A really quick read. You get a glimpse into what life is like in this world. The main character is Karoline Swander and she is married to a really important man. But for some reason they are unable to have children. It is assumed it is her fault, as her husband will not go and get tested. There is a way, it is illegal, but she can go and have herself "altered", and while it is a very dangerous procedure, if it works she will have the baby she wants. Now, of course we're not ever quite told what this procedure will do, so I wonder, does it change her so that she can have a baby. Or is it going to just change her so that she is already pregnant? It doesn't sound like she has a great marriage, and as is expected for a dystopian type of story, the ending is not a happy one.
Also a quick read, but even more confusing in a way than the first one. As we learned in Crewel the weather is controlled by the Spinsters. And for some reason there seems to be a big 12 hour storm, right before an election. Why this is such a big deal, I'm not sure, other than all the mud or something. The main character is James, the boy I assume is on the cover, and at the train station one day he sees a man carving something into one of the benches. When he goes over to see what was being done, it says, "The rain is a lie." As you would assume, that makes no sense to James either. But then the next day, after listening to his mother and others complain about the rain all the day before, when he goes outside it is as if there was no rain. And his mother tells him he's wrong when he asks why there is no mud. An abrupt ending in this one, and I'm left as confused as the beginning.
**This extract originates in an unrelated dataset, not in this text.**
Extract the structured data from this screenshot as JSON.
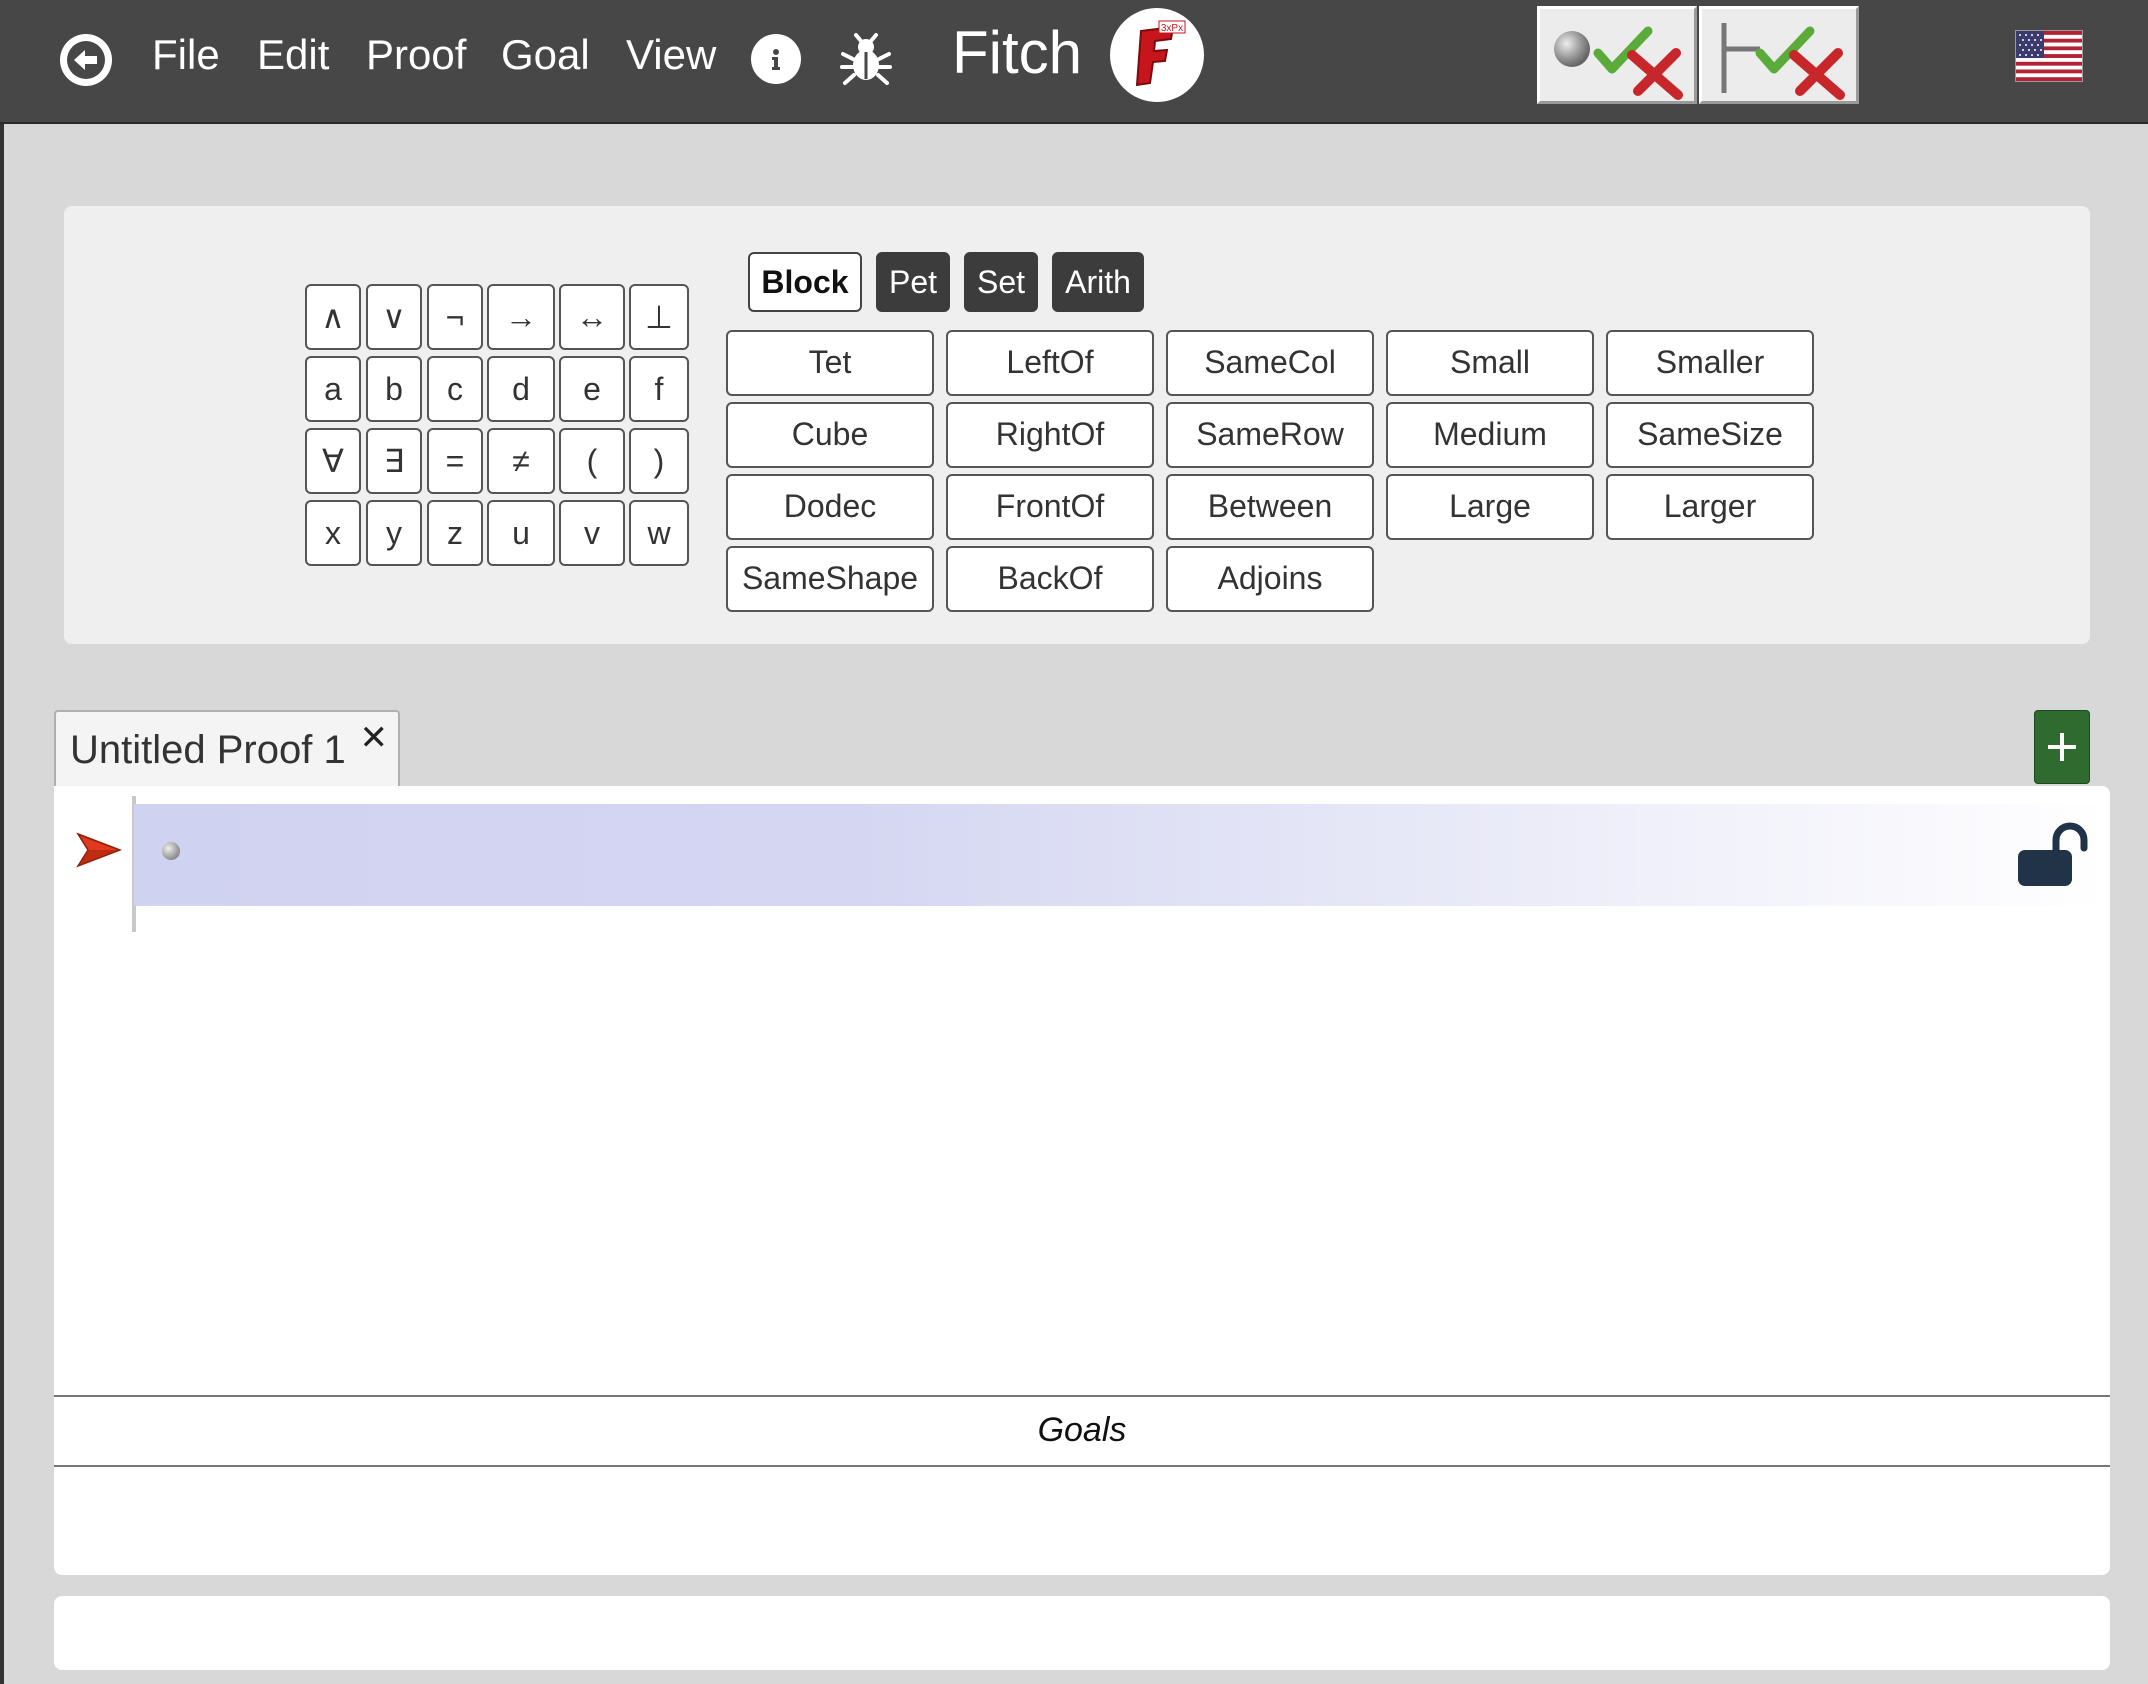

So did these short stories add to the series? Not a lot, but it is still interesting to read about the "every day" people and how these spinsters affect them, after we've mostly learned about the spinsters so far.